*** DATA SHOWN

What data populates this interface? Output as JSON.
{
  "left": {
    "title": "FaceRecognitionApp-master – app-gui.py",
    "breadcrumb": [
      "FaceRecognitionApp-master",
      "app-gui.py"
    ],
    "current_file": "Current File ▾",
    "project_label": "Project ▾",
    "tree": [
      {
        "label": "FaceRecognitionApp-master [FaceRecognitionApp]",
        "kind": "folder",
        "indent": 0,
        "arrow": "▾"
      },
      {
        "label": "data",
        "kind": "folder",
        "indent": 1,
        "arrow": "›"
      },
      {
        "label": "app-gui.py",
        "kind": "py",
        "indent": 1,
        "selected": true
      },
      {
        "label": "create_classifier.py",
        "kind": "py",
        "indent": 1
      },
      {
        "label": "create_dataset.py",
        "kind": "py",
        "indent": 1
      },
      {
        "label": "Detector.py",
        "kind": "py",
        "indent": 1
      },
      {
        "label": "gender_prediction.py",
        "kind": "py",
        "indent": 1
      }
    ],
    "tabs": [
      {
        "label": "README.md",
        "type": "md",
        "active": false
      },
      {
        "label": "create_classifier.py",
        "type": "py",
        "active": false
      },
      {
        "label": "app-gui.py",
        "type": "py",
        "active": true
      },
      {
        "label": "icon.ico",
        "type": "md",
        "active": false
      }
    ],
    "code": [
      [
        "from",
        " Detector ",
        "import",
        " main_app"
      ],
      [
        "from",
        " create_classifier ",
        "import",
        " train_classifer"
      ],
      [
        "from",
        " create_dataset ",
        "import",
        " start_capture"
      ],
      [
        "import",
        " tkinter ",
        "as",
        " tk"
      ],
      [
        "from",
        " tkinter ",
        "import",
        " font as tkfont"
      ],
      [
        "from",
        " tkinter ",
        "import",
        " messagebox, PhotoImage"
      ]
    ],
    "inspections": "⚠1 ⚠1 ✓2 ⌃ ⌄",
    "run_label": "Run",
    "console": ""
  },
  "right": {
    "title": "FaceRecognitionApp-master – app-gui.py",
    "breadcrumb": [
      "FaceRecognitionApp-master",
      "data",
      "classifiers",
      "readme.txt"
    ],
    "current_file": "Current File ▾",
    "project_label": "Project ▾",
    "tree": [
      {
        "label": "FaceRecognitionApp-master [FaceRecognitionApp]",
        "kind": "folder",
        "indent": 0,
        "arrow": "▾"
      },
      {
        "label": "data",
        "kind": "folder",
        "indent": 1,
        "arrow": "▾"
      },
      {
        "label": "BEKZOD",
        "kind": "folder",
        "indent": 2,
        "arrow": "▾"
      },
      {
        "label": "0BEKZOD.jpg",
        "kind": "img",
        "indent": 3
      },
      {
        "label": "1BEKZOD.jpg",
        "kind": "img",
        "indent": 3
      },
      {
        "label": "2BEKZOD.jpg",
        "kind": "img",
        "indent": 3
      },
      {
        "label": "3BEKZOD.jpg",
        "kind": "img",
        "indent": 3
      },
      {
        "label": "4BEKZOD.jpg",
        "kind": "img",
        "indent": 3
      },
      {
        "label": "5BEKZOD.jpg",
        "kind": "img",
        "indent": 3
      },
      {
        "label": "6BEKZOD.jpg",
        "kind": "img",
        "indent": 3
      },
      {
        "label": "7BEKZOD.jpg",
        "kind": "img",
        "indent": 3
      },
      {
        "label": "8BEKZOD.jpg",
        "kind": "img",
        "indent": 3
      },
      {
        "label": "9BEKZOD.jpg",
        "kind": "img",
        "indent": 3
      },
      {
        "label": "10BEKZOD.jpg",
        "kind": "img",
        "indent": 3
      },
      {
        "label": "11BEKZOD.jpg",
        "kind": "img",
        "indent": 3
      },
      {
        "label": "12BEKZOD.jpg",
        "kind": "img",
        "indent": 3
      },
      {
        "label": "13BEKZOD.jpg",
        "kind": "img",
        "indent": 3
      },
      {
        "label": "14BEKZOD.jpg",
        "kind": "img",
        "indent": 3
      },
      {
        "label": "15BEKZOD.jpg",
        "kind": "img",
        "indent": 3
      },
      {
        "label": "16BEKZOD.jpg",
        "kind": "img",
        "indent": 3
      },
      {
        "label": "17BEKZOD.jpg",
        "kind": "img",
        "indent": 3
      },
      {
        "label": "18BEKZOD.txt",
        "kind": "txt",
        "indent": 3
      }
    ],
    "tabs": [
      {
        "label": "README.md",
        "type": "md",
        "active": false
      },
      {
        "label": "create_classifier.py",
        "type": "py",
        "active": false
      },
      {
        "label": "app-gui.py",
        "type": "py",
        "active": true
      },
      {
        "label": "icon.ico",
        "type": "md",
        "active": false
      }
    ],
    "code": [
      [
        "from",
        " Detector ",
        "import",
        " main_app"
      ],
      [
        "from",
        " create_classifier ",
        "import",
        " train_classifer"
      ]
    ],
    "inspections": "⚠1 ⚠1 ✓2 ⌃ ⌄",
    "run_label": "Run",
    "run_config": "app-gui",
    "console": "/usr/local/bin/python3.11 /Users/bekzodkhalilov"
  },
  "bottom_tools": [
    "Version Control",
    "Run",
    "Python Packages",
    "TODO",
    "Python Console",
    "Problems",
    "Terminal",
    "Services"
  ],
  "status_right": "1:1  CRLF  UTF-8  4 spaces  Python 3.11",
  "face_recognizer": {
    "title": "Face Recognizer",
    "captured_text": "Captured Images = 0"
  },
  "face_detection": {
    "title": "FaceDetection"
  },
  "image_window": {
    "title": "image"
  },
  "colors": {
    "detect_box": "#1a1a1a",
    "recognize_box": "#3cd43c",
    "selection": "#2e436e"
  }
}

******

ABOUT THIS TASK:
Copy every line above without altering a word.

ANSWER BOX:
What data populates this interface? Output as JSON.
{
  "left": {
    "title": "FaceRecognitionApp-master – app-gui.py",
    "breadcrumb": [
      "FaceRecognitionApp-master",
      "app-gui.py"
    ],
    "current_file": "Current File ▾",
    "project_label": "Project ▾",
    "tree": [
      {
        "label": "FaceRecognitionApp-master [FaceRecognitionApp]",
        "kind": "folder",
        "indent": 0,
        "arrow": "▾"
      },
      {
        "label": "data",
        "kind": "folder",
        "indent": 1,
        "arrow": "›"
      },
      {
        "label": "app-gui.py",
        "kind": "py",
        "indent": 1,
        "selected": true
      },
      {
        "label": "create_classifier.py",
        "kind": "py",
        "indent": 1
      },
      {
        "label": "create_dataset.py",
        "kind": "py",
        "indent": 1
      },
      {
        "label": "Detector.py",
        "kind": "py",
        "indent": 1
      },
      {
        "label": "gender_prediction.py",
        "kind": "py",
        "indent": 1
      }
    ],
    "tabs": [
      {
        "label": "README.md",
        "type": "md",
        "active": false
      },
      {
        "label": "create_classifier.py",
        "type": "py",
        "active": false
      },
      {
        "label": "app-gui.py",
        "type": "py",
        "active": true
      },
      {
        "label": "icon.ico",
        "type": "md",
        "active": false
      }
    ],
    "code": [
      [
        "from",
        " Detector ",
        "import",
        " main_app"
      ],
      [
        "from",
        " create_classifier ",
        "import",
        " train_classifer"
      ],
      [
        "from",
        " create_dataset ",
        "import",
        " start_capture"
      ],
      [
        "import",
        " tkinter ",
        "as",
        " tk"
      ],
      [
        "from",
        " tkinter ",
        "import",
        " font as tkfont"
      ],
      [
        "from",
        " tkinter ",
        "import",
        " messagebox, PhotoImage"
      ]
    ],
    "inspections": "⚠1 ⚠1 ✓2 ⌃ ⌄",
    "run_label": "Run",
    "console": ""
  },
  "right": {
    "title": "FaceRecognitionApp-master – app-gui.py",
    "breadcrumb": [
      "FaceRecognitionApp-master",
      "data",
      "classifiers",
      "readme.txt"
    ],
    "current_file": "Current File ▾",
    "project_label": "Project ▾",
    "tree": [
      {
        "label": "FaceRecognitionApp-master [FaceRecognitionApp]",
        "kind": "folder",
        "indent": 0,
        "arrow": "▾"
      },
      {
        "label": "data",
        "kind": "folder",
        "indent": 1,
        "arrow": "▾"
      },
      {
        "label": "BEKZOD",
        "kind": "folder",
        "indent": 2,
        "arrow": "▾"
      },
      {
        "label": "0BEKZOD.jpg",
        "kind": "img",
        "indent": 3
      },
      {
        "label": "1BEKZOD.jpg",
        "kind": "img",
        "indent": 3
      },
      {
        "label": "2BEKZOD.jpg",
        "kind": "img",
        "indent": 3
      },
      {
        "label": "3BEKZOD.jpg",
        "kind": "img",
        "indent": 3
      },
      {
        "label": "4BEKZOD.jpg",
        "kind": "img",
        "indent": 3
      },
      {
        "label": "5BEKZOD.jpg",
        "kind": "img",
        "indent": 3
      },
      {
        "label": "6BEKZOD.jpg",
        "kind": "img",
        "indent": 3
      },
      {
        "label": "7BEKZOD.jpg",
        "kind": "img",
        "indent": 3
      },
      {
        "label": "8BEKZOD.jpg",
        "kind": "img",
        "indent": 3
      },
      {
        "label": "9BEKZOD.jpg",
        "kind": "img",
        "indent": 3
      },
      {
        "label": "10BEKZOD.jpg",
        "kind": "img",
        "indent": 3
      },
      {
        "label": "11BEKZOD.jpg",
        "kind": "img",
        "indent": 3
      },
      {
        "label": "12BEKZOD.jpg",
        "kind": "img",
        "indent": 3
      },
      {
        "label": "13BEKZOD.jpg",
        "kind": "img",
        "indent": 3
      },
      {
        "label": "14BEKZOD.jpg",
        "kind": "img",
        "indent": 3
      },
      {
        "label": "15BEKZOD.jpg",
        "kind": "img",
        "indent": 3
      },
      {
        "label": "16BEKZOD.jpg",
        "kind": "img",
        "indent": 3
      },
      {
        "label": "17BEKZOD.jpg",
        "kind": "img",
        "indent": 3
      },
      {
        "label": "18BEKZOD.txt",
        "kind": "txt",
        "indent": 3
      }
    ],
    "tabs": [
      {
        "label": "README.md",
        "type": "md",
        "active": false
      },
      {
        "label": "create_classifier.py",
        "type": "py",
        "active": false
      },
      {
        "label": "app-gui.py",
        "type": "py",
        "active": true
      },
      {
        "label": "icon.ico",
        "type": "md",
        "active": false
      }
    ],
    "code": [
      [
        "from",
        " Detector ",
        "import",
        " main_app"
      ],
      [
        "from",
        " create_classifier ",
        "import",
        " train_classifer"
      ]
    ],
    "inspections": "⚠1 ⚠1 ✓2 ⌃ ⌄",
    "run_label": "Run",
    "run_config": "app-gui",
    "console": "/usr/local/bin/python3.11 /Users/bekzodkhalilov"
  },
  "bottom_tools": [
    "Version Control",
    "Run",
    "Python Packages",
    "TODO",
    "Python Console",
    "Problems",
    "Terminal",
    "Services"
  ],
  "status_right": "1:1  CRLF  UTF-8  4 spaces  Python 3.11",
  "face_recognizer": {
    "title": "Face Recognizer",
    "captured_text": "Captured Images = 0"
  },
  "face_detection": {
    "title": "FaceDetection"
  },
  "image_window": {
    "title": "image"
  },
  "colors": {
    "detect_box": "#1a1a1a",
    "recognize_box": "#3cd43c",
    "selection": "#2e436e"
  }
}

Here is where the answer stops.